Android Hardware

Samsung Galaxy Note 3: camera

Often one wants to take a pic of something that grabs your attention. Your camera isn't always at hand, so one feels with the amount of attention given to cameras on phones on the web (and not to mention the amount of software available to manipulate these pics), one should be able to use it in situations like this. However, I have found that in high contrast situations, phone cameras are pretty useless.

In these pictures, my cat was loving the winter sun, just begging to have her picture taken. In a situation like this, I would use fill-in flash (manual mode, underexpose by one stop, then let the flash light the image). Unfortunately, with the phone camera, you have no control over the exposure. All you can do is switch the flash on or off.

Please note, the pics shown below have been sharpened and resized for the web, no other manipulation has been carried out.


Note 3 camera with flash

Note 3 camera without flash

As you can see from these pictures, the one without flash looks marginally better than the one with flash! However, neither show very much detail in the shadow areas.

I also tried with the Note 1 (N7000).


Note 1 camera with flash. The dark areas are marginally better, but the lighter ones are blown out.

After looking at the pics, I decided to fetch my 7D and the Canon 430EX flash (it was in the bag with the camera, so I didn't bother looking for the 520EX). Unfortunately, as anyone who knows cats will attest to the fact that cats are never willing play along with you. She had to be coaxed back to the sunny spot and then get "comfortable" again.


Canon 7D in M-mode 1-stop underexposed (ISO 200 1/800s F/6.3) with 430EX flash

Canon 7D in M-mode 1-stop underexposed (ISO 200 1/400s F/6.3) with 430EX flash

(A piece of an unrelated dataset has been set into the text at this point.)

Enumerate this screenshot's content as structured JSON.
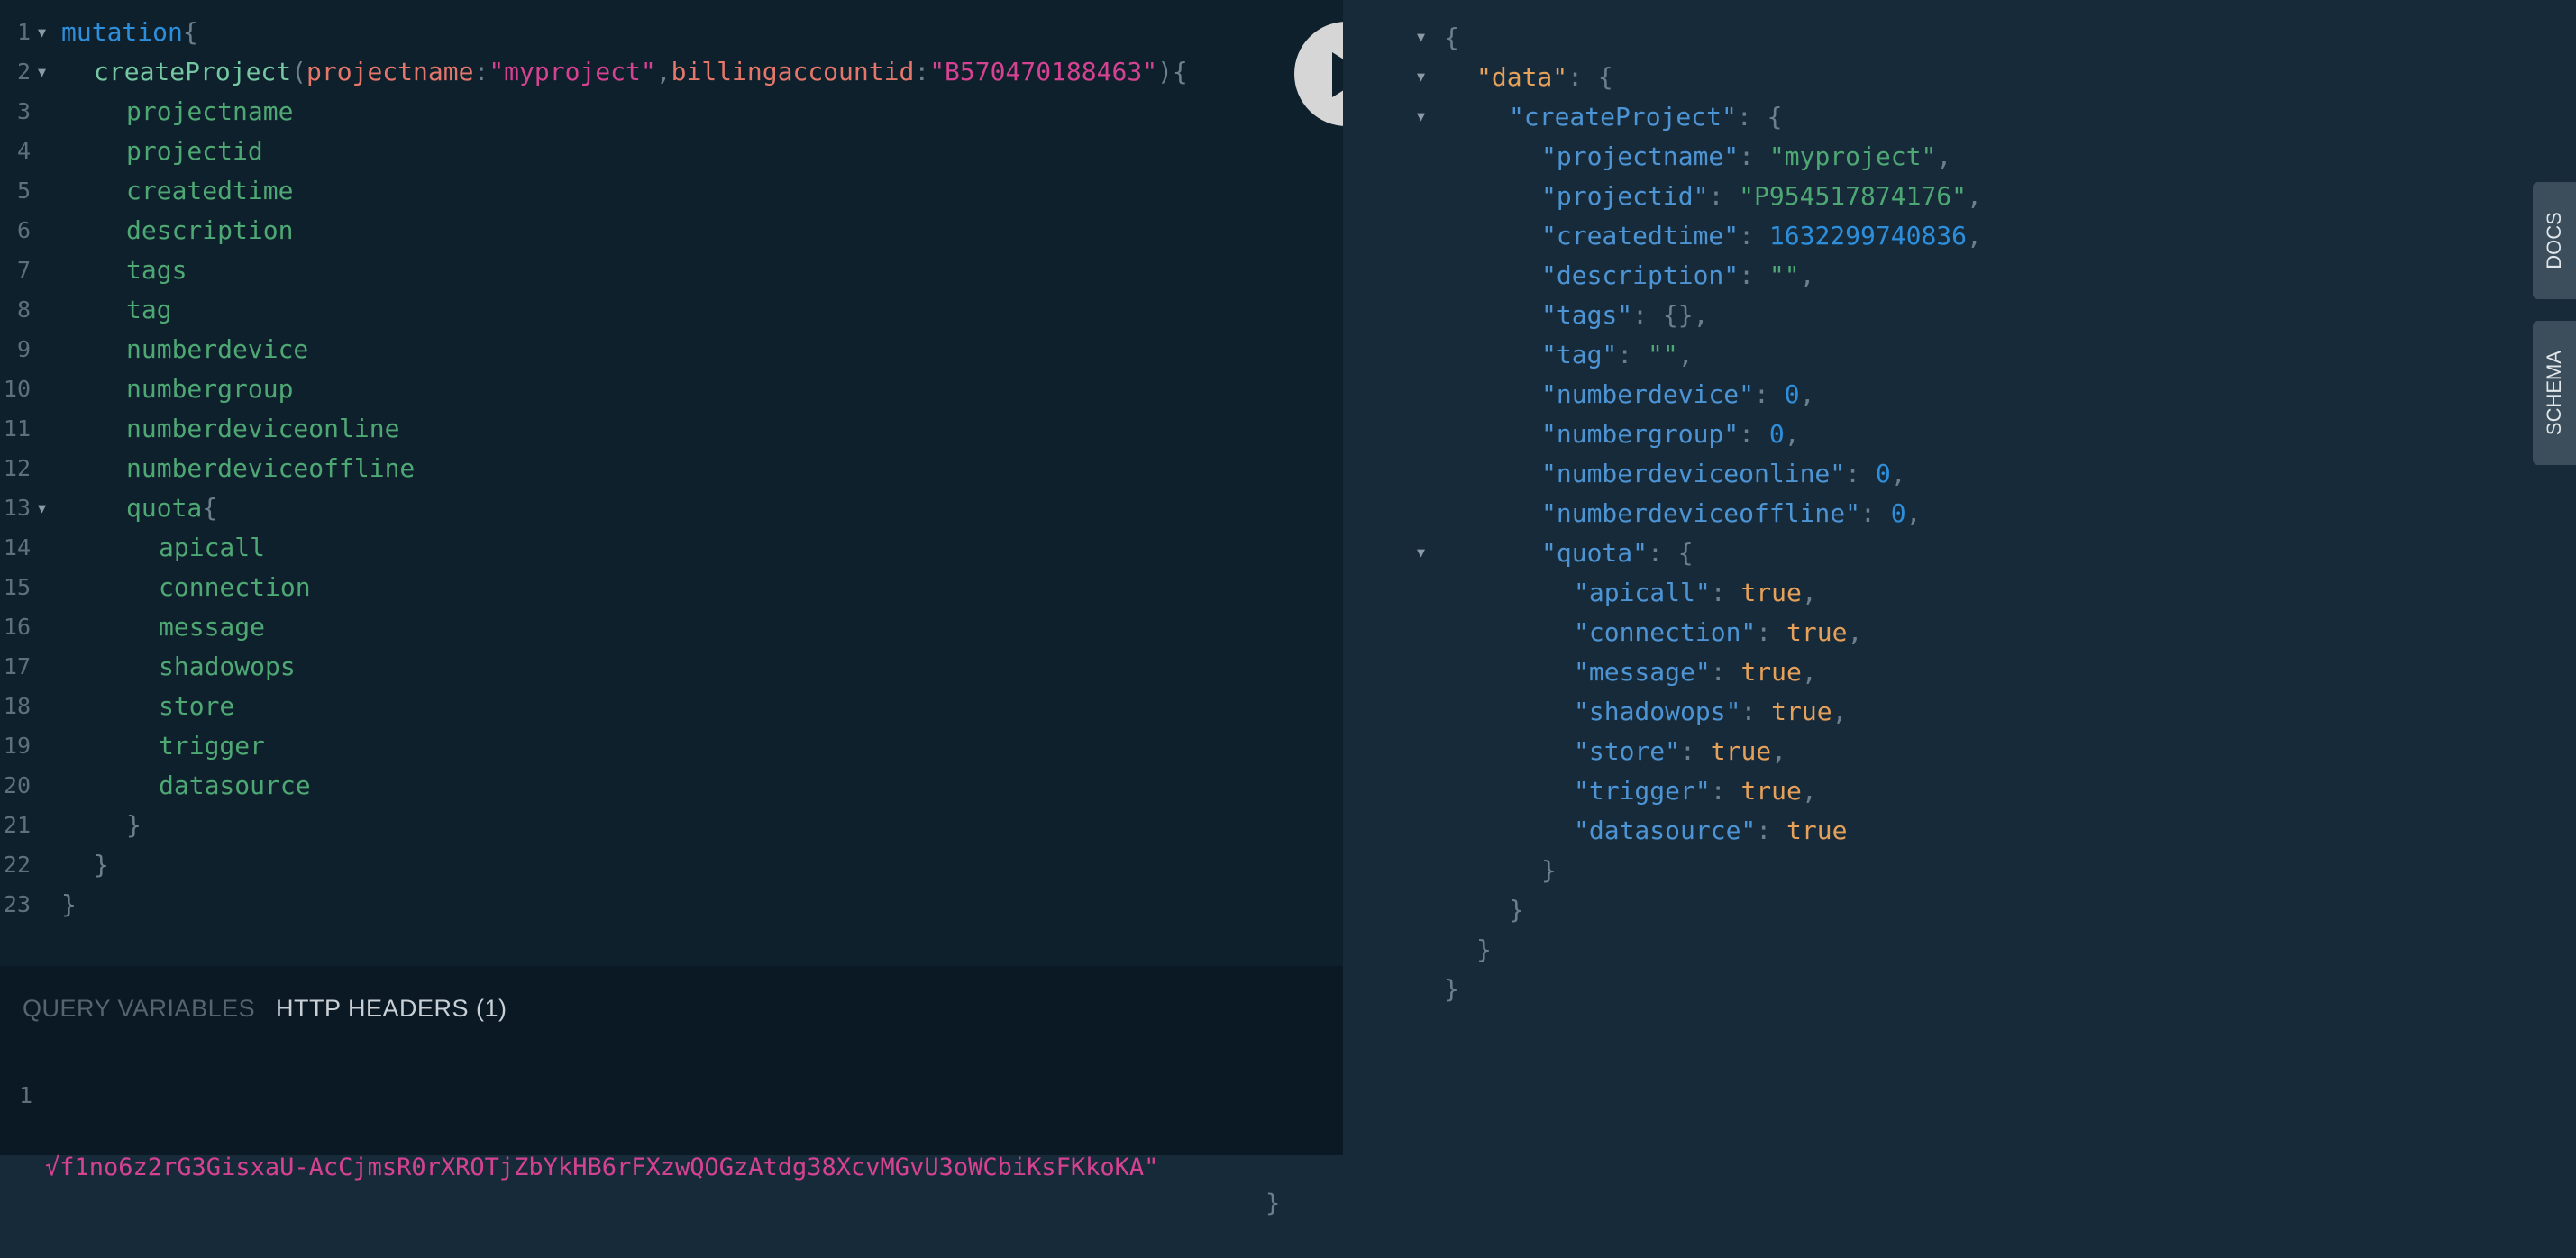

As you can see from the pics, the results from the 7D are in a different class to those from the phone camera.